TASK GOAL
Scan the data for "label" and copy each matching line.

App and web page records
---*---
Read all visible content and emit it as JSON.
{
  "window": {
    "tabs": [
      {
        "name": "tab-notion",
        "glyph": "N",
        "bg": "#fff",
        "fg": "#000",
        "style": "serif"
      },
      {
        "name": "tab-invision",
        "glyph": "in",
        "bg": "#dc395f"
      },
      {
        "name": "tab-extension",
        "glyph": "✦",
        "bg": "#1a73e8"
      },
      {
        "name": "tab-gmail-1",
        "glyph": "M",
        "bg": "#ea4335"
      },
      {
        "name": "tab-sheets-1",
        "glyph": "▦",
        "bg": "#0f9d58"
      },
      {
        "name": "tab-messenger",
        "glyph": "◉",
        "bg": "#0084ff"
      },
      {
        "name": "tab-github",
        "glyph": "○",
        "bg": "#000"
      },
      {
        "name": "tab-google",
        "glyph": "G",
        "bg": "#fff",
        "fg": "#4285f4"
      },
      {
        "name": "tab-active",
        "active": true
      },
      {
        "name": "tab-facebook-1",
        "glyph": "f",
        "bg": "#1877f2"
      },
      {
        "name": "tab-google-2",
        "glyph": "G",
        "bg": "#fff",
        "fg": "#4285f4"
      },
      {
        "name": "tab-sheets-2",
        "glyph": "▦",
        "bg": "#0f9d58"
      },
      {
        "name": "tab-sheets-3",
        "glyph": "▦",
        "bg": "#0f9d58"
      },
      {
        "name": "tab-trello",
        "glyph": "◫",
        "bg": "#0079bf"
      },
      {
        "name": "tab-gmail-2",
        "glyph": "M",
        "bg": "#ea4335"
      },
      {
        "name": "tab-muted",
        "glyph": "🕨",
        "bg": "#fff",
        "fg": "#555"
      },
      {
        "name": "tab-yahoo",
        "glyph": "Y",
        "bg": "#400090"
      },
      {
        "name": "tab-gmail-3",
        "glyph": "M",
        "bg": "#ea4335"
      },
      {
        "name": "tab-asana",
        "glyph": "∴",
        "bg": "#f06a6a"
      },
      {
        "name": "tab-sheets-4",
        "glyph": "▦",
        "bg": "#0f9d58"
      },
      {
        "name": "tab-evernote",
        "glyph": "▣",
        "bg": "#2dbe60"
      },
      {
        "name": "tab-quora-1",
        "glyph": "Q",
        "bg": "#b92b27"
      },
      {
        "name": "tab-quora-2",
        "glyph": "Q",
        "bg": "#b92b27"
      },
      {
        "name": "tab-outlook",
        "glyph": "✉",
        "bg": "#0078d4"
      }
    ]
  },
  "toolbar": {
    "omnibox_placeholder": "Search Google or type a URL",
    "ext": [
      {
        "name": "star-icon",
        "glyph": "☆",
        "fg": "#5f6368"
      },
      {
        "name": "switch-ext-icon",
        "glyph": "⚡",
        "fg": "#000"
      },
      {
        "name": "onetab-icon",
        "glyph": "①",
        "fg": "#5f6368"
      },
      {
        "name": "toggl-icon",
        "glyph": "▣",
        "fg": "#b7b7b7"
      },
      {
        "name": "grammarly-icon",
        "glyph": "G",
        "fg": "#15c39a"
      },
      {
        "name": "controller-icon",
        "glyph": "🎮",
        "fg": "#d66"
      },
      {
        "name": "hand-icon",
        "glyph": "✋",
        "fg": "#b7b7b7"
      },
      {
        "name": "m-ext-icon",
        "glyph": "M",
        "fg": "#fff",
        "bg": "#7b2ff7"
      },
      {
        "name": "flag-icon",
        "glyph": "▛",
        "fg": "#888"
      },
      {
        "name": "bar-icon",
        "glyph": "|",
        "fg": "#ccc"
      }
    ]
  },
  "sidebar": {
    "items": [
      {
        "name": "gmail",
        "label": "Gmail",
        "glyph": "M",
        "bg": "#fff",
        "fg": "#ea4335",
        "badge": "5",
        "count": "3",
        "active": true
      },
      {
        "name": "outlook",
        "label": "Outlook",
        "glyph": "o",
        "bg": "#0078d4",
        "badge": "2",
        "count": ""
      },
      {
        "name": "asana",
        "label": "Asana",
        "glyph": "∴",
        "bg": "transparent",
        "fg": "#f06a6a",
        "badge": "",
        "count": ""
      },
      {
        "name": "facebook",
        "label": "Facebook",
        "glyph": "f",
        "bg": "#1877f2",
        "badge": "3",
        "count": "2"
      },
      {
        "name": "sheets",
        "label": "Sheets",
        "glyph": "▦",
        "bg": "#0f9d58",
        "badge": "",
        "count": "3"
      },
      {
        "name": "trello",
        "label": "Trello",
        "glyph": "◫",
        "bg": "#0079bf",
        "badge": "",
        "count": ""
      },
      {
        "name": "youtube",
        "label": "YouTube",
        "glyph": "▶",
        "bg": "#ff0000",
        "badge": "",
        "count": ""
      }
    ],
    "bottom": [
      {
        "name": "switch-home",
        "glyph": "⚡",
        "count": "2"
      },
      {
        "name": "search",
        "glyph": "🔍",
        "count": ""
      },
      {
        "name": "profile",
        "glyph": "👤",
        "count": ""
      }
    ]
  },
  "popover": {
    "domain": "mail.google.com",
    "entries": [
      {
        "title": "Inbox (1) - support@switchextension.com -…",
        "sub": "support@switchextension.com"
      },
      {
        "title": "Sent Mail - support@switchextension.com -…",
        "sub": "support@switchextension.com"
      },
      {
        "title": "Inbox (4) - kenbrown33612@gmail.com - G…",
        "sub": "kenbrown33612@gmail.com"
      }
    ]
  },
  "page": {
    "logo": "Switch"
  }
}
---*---
SOLUTION TO THIS TASK
        "label": "Gmail",
        "label": "Outlook",
        "label": "Asana",
        "label": "Facebook",
        "label": "Sheets",
        "label": "Trello",
        "label": "YouTube",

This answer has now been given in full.